How do you identify cases of modern slavery?

“An example of the kind of work we’ve done for our client is to help them map out their suppliers, and through that process, we assign a risk profile to each of those suppliers,” said Dr Morse.

“Once we’ve ascertained the risk profile, we then engage with those suppliers through a self assessment questionnaire process.

“So that’s one of the methods that’s applied, and it’s a very a common widespread tool.

“There’s obviously variance in terms of how effective that process is. It’s not 100%, but it’s a starting point.

“In general, it’s not easy to identify a case of modern slavery, and for many organisations, they really need to think through how they’re going to drill through the supply chain – to the source of manufacturing, harvesting or extraction for example – to understand the context.

“And that’s the long term engagement.”


How does modern slavery fit into ESG?

“Modern slavery sits within the ‘S’ or social zone in the ESG context, but it doesn’t sit there in isolation,” explained Dr Morse.

“There are touch points with other human rights issues around gender equality issues, or the treatment of First Nations Australians,’ for example.

“It could also touch with environmental concerns, for example around facilities that are not well maintained where there is poor waste management or water management. In these instances, people are actually being exploited.

“And there’s also issues around governance as well, in terms of how those operations are being managed.

“So in terms of the ESG landscape, which is a huge landscape, modern slavery sits in there and has intersections with the different ESG issues.”


Do customers and investors care?

“When people are asked, do you want slavery in your supply of goods or services, of course, the answer is no,” Dr Morse said.

“But that’s a completely different question to what would happen at the point of sale.

“Are consumers actually going to be intentional and strategic in doing due diligence to prove the goods and services they’re buying are slave-free?

“In terms of investors, we know that over the last few years there’s been a larger allocation of investment funds being put aside for ventures that address a certain number of ESG indicators.

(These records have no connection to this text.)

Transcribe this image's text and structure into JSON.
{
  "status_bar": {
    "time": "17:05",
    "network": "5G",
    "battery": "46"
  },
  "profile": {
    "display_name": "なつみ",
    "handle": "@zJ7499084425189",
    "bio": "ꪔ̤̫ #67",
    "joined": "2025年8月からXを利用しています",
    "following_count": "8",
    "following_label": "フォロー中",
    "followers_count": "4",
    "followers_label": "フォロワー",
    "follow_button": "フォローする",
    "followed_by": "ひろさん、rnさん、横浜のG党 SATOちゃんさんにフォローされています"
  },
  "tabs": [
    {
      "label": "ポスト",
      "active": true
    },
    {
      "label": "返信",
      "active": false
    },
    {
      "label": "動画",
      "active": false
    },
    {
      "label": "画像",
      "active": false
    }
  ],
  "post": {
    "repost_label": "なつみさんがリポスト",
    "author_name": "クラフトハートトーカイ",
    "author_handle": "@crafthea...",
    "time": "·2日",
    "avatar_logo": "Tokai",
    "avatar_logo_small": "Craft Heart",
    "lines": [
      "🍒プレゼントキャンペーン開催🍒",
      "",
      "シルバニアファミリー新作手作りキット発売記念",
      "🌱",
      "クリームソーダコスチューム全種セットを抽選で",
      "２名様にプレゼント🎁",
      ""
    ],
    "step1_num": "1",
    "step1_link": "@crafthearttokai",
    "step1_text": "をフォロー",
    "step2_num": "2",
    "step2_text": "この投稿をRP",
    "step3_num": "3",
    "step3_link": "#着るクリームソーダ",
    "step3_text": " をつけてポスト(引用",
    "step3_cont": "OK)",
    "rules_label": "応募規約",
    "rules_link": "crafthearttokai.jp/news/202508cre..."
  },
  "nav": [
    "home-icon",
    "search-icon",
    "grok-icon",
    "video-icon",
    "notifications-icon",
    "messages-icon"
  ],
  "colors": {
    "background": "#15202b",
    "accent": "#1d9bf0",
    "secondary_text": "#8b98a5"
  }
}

“So in that sense, I think there’s definitely already an understanding there in terms of investment.”


Now read: Does Australia have a slavery problem? We ask Ndevr Environmental’s Brian Kraft